Dermoscopy patterns of cicatricial alopecia resulting from discoid lupus erythematosus and lichen planopilaris

An Bras Dermatol. Mar-Apr 2010;85(2):179-83. doi: 10.1590/s0365-05962010000200008.

Abstract

Background: Dermoscopy is an important tool for the diagnosis of benign and malignant melanocytic diseases. Recently, this method has also been found to be extremely useful in the diagnosis and follow-up of alopecias.

Objective: The objective of this study was to describe dermoscopic findings in patients with clinical and histopathological characteristics of cicatricial alopecia.

Methods: A descriptive cross-sectional study was conducted in which 14 patients with cicatricial alopecia were selected based on clinical and histopathological evaluation of the scalp. The underlying cause was classic lichen planopilaris in four cases, frontal fibrosing alopecia in five and discoid lupus erythematosus in the remaining five. The patients were evaluated using videodermoscopy and conventional dermoscopy (with a handheld dermoscope), performed independently by three different examiners. Magnification ranged from 10x to 70x.

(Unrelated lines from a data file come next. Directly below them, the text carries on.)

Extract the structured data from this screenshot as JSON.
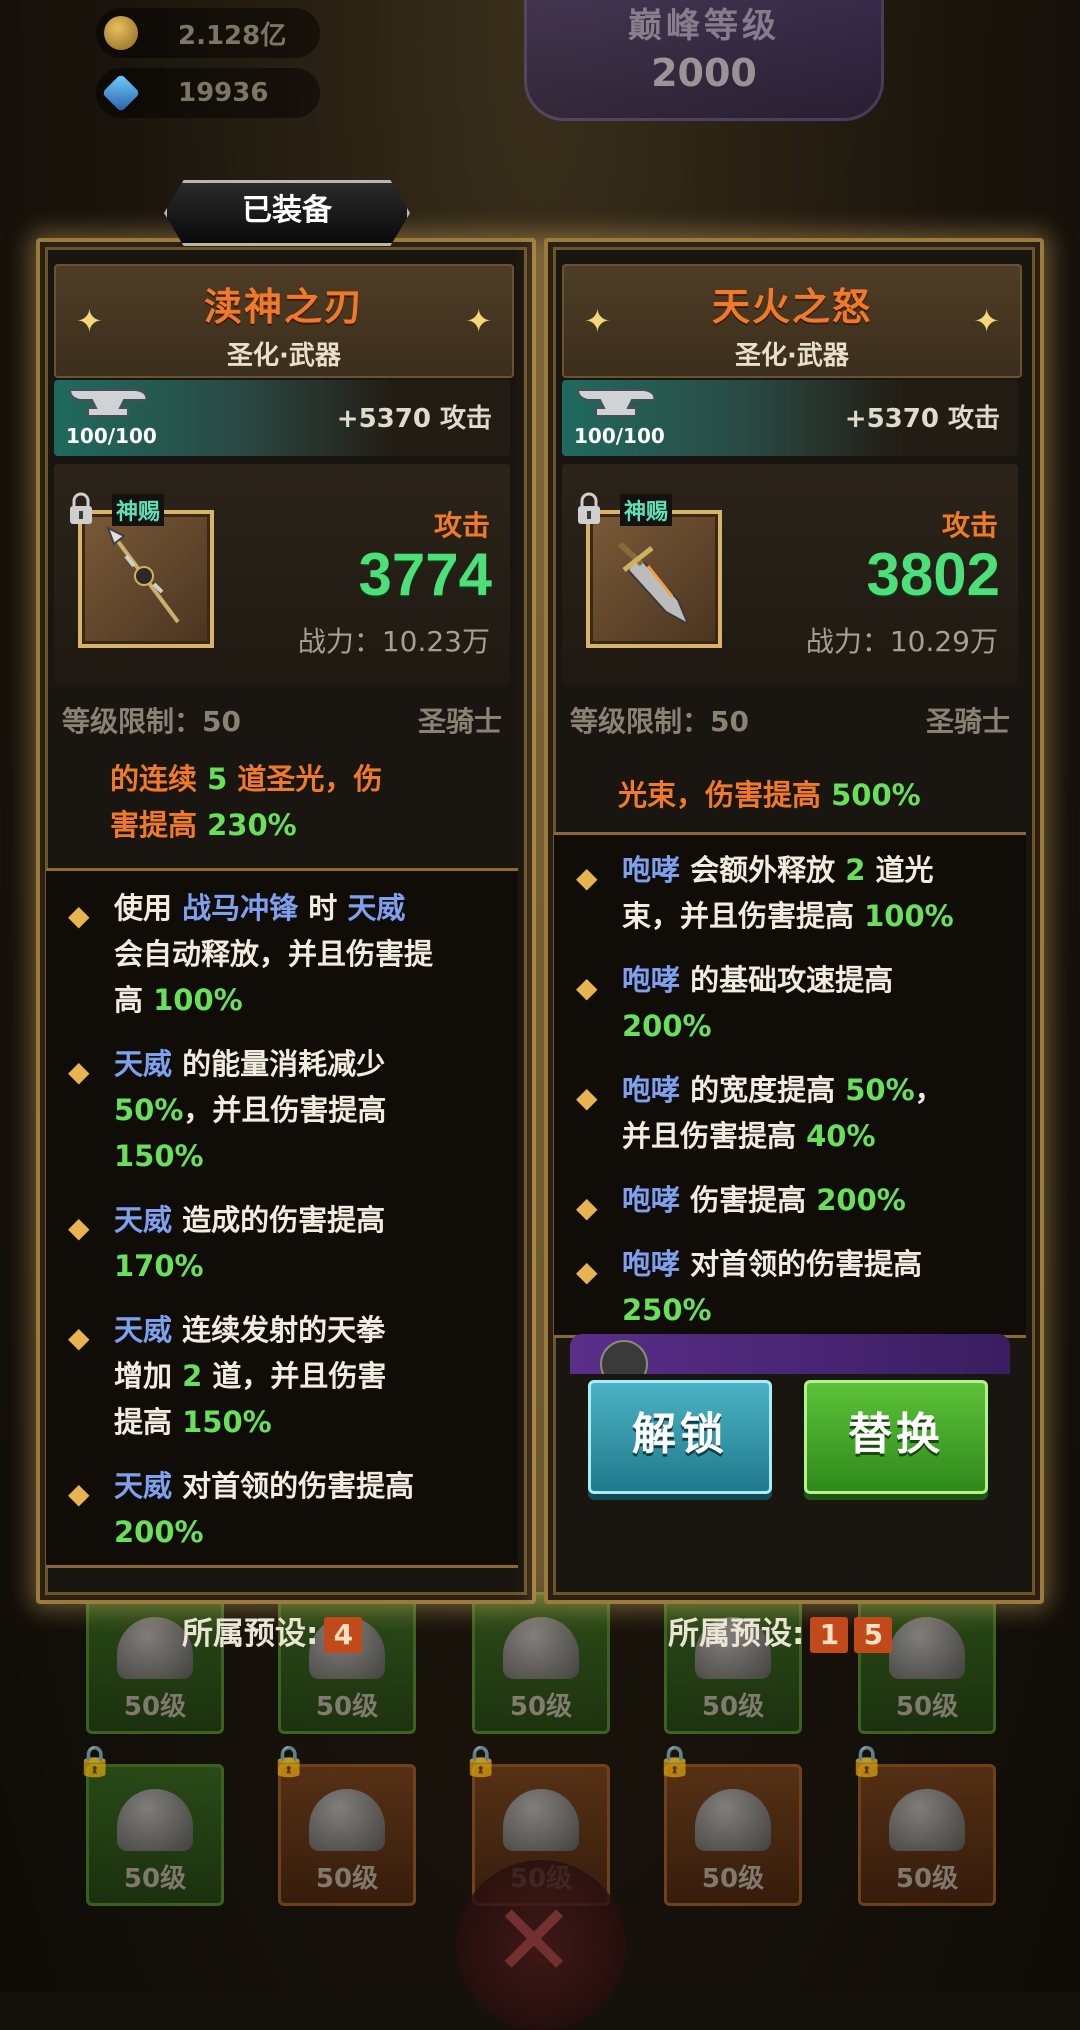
{
  "hud": {
    "gold": "2.128亿",
    "gems": "19936",
    "peak_title": "巅峰等级",
    "peak_value": "2000"
  },
  "equipped_tag": "已装备",
  "background_slot_level": "50级",
  "left_item": {
    "name": "渎神之刃",
    "subtitle": "圣化·武器",
    "forge_count": "100/100",
    "forge_bonus": "+5370 攻击",
    "divine_label": "神赐",
    "stat_label": "攻击",
    "stat_value": "3774",
    "power": "战力：10.23万",
    "level_req": "等级限制：50",
    "class": "圣骑士",
    "set_effect": {
      "a": "的连续 ",
      "n1": "5",
      "b": " 道圣光，伤",
      "c": "害提高 ",
      "n2": "230%"
    },
    "perks": [
      {
        "t1": "使用 ",
        "k1": "战马冲锋",
        "t2": " 时 ",
        "k2": "天威",
        "t3": "会自动释放，并且伤害提高 ",
        "n1": "100%"
      },
      {
        "k1": "天威",
        "t1": " 的能量消耗减少 ",
        "n1": "50%",
        "t2": "，并且伤害提高 ",
        "n2": "150%"
      },
      {
        "k1": "天威",
        "t1": " 造成的伤害提高 ",
        "n1": "170%"
      },
      {
        "k1": "天威",
        "t1": " 连续发射的天拳增加 ",
        "n1": "2",
        "t2": " 道，并且伤害提高 ",
        "n2": "150%"
      },
      {
        "k1": "天威",
        "t1": " 对首领的伤害提高 ",
        "n1": "200%"
      }
    ],
    "preset_label": "所属预设:",
    "presets": [
      "4"
    ]
  },
  "right_item": {
    "name": "天火之怒",
    "subtitle": "圣化·武器",
    "forge_count": "100/100",
    "forge_bonus": "+5370 攻击",
    "divine_label": "神赐",
    "stat_label": "攻击",
    "stat_value": "3802",
    "power": "战力：10.29万",
    "level_req": "等级限制：50",
    "class": "圣骑士",
    "set_effect": {
      "a": "光束，伤害提高 ",
      "n1": "500%"
    },
    "perks": [
      {
        "k1": "咆哮",
        "t1": " 会额外释放 ",
        "n1": "2",
        "t2": " 道光束，并且伤害提高 ",
        "n2": "100%"
      },
      {
        "k1": "咆哮",
        "t1": " 的基础攻速提高 ",
        "n1": "200%"
      },
      {
        "k1": "咆哮",
        "t1": " 的宽度提高 ",
        "n1": "50%",
        "t2": "，并且伤害提高 ",
        "n2": "40%"
      },
      {
        "k1": "咆哮",
        "t1": " 伤害提高 ",
        "n1": "200%"
      },
      {
        "k1": "咆哮",
        "t1": " 对首领的伤害提高 ",
        "n1": "250%"
      }
    ],
    "unlock_label": "解锁",
    "replace_label": "替换",
    "preset_label": "所属预设:",
    "presets": [
      "1",
      "5"
    ]
  }
}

Results: Principal findings in cases of discoid lupus erythematosus were: white patches, branching capillaries, keratin plugs and areas of reduced follicular ostia; in classic lichen planopilaris: perifollicular scales, white dots and reduced follicular ostia; and in frontal fibrosing alopecia: reduced follicular ostia, perifollicular scales, perifollicular erythema and branching capillaries. The blue-grey dots described in this paper were a novel feature in scalp dermoscopy.

Conclusions: The use of dermoscopy for the clinical evaluation of the scalp in cases of cicatricial alopecia improves diagnostic capacity beyond simple clinical inspection and reveals novel features of the disease.

MeSH terms

  • Alopecia / etiology
  • Alopecia / pathology*
  • Cicatrix / complications
  • Cicatrix / pathology*
  • Cross-Sectional Studies
  • Dermoscopy*
  • Female
  • Humans
  • Middle Aged